This series will make interesting viewing as Sylvia Thompson from the Irish Times explained that 5 top architects will choose their pick of open houses in this year’s open house series.

The Presence of the Past is the theme of this year’s Open House Dublin, October 14th-16th, with more than 90 buildings open to the public in the city centre and suburbs. The Magazine Fort in the Phoenix Park, Green Street Courthouse, the GPO Witness Centre and the newly-restored Military Archives at Cathal Brugha Barracks are part of the programme for the first time in this commemorative year.
The Airbnb headquarters in a restored warehouse on Hanover Quay, the international headquarters of Facebook at Grand Canal Quay and Google in Gordon House are among the hipster office buildings that will draw crowds.
There will also be guided architectural walking and cycling tours.

In Cork, St Angela’s School on Patrick’s Hill, designed by architects O’Donnell and Tuomey, social housing schemes in Mayfield, Ballyphehane and Greenmount and the the Narrow House on Red Abbey Street are among those on view.
In Limerick, industrial buildings such as Bannatyne Mill, Ranks, Silo and Cleeve’s Factory will be open.
In Belfast, the theme of this year’s Open House programme is architecture and engineering.

In this year’s open house five architects  choose the buildings that have had the biggest public impact.

Architect: John McLaughlin
Busáras, Dublin

Completed in 1953, Busáras embodies the optimism of a newly-independent democracy where public transport for ordinary people was given the care and considerate design previously reserved for the elite.
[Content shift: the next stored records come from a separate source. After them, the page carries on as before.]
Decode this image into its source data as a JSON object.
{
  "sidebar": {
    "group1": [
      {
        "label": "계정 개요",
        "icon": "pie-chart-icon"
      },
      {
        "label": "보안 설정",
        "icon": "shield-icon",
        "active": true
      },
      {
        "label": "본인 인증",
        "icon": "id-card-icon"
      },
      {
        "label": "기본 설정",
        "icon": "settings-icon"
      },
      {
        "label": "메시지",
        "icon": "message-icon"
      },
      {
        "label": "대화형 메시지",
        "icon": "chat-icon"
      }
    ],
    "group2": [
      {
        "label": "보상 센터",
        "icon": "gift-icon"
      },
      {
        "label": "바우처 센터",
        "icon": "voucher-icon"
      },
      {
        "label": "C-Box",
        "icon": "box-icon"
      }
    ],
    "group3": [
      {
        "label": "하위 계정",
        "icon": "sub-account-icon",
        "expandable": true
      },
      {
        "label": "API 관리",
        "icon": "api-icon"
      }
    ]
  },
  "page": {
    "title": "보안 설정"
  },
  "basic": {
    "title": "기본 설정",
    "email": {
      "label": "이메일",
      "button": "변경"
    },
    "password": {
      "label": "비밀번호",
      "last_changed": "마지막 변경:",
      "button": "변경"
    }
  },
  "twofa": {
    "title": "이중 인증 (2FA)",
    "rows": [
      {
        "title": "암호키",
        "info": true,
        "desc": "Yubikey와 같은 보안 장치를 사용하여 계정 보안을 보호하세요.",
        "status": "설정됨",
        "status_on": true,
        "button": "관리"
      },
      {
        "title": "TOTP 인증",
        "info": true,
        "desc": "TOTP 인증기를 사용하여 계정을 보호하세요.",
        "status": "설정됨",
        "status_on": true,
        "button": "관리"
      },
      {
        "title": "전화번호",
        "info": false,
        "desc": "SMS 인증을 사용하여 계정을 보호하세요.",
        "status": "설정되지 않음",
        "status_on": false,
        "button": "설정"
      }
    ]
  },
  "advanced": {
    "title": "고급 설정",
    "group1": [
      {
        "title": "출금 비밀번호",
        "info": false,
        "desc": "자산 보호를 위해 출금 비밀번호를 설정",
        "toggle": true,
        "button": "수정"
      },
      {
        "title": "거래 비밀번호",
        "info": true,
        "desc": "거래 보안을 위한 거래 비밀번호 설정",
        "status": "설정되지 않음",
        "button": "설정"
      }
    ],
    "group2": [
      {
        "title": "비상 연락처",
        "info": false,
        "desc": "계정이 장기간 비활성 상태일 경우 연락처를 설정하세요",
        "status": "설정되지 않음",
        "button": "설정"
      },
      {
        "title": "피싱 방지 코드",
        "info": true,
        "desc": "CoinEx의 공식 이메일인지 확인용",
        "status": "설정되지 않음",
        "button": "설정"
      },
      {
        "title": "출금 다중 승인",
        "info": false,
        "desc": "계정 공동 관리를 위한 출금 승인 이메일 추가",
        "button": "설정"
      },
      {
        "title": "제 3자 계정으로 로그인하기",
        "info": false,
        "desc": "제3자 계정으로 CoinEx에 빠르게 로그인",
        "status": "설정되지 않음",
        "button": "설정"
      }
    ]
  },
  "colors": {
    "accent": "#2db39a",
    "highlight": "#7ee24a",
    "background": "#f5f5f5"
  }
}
It stands today as an example of what can be achieved even in lean times where there is a will to make an equal society.

Architect, Kevin Roche and engineer Ove Arup introduced the concrete cantilever in the wavy roof that extends over the bus boarding areas. John McLaughlin and Gary A Boyd chose it as one of the 10 buildings that defined modern Ireland for the Irish pavilion at the Venice Architecture Biennale in 2014.

Architect: Grainne Shaffrey, Shaffrey Associates Architects
The civic building programme from 1990s to early 2000s

Grainne is interested in new buildings and old buildings. Grainne Shaffrey was responsible for the restoration of the Georgian stables at Merrion Mews, 63 Fitzwilliam Lane, rear of the Royal Society of Antiquaries, 63 Merrion Square, Dublin 2. The Irish Landmark Trust property is open on October 15th, 11am-5pm.

Architect: Peter Carroll, A2 Architects
Shannon Airport, Limerick

A2 Architects will give tours of the Dún Laoghaire Baths site which is to be refurbished for artists’ studio space, an art gallery, a café and public toilets. October 15th (tickets by lottery on A2 Architects will also have open viewings of 23 Leinster Road, Rathmines, Dublin 6, a terraced Georgian house converted into a duplex apartment in the basement and hall level, a one-bedroom apartment on the first floor, and a two-bedroom apartment on the second floor.

Architect: Valerie Mulvin, McCullough Mulvin Architects
Temple Bar, Dublin

Valerie is  very interested in the re-evaluation of historic buildings in Dublin city centre is as important for how we work and live in cities. The development of Temple Bar as a cultural quarter instead of being demolished for a bus station began the whole debate about how to re-use old buildings as apartment complexes, recording studios, shops and art galleries in a living city.

This re-use of historic buildings was also happening across Europe, from where many of the architects who worked on Temple Bar returned.All the squares in the Temple Bar Framework Plan were made out of existing derelict sites – Temple Bar Square for instance has had a big public impact as a new public space for Dublin. It is used now as a gathering point and has enlivened the area especially with the second-hand book fair at weekends. While perhaps too many bar licenses were issued contributing to some loss of quality, more structured management could resolve this – with the central concept of a living city remaining strong.

Architect: Tom Maher, Architects TM
Fruit and vegetable market, Dublin

Kearney House, 6 Athlumney Villas, Dublin 6 is an extraordinary private house, designed by Tom Maher. The exterior materials – limestone, glass and copper form curves and angles which are carried inside to open-plan flexible spaces.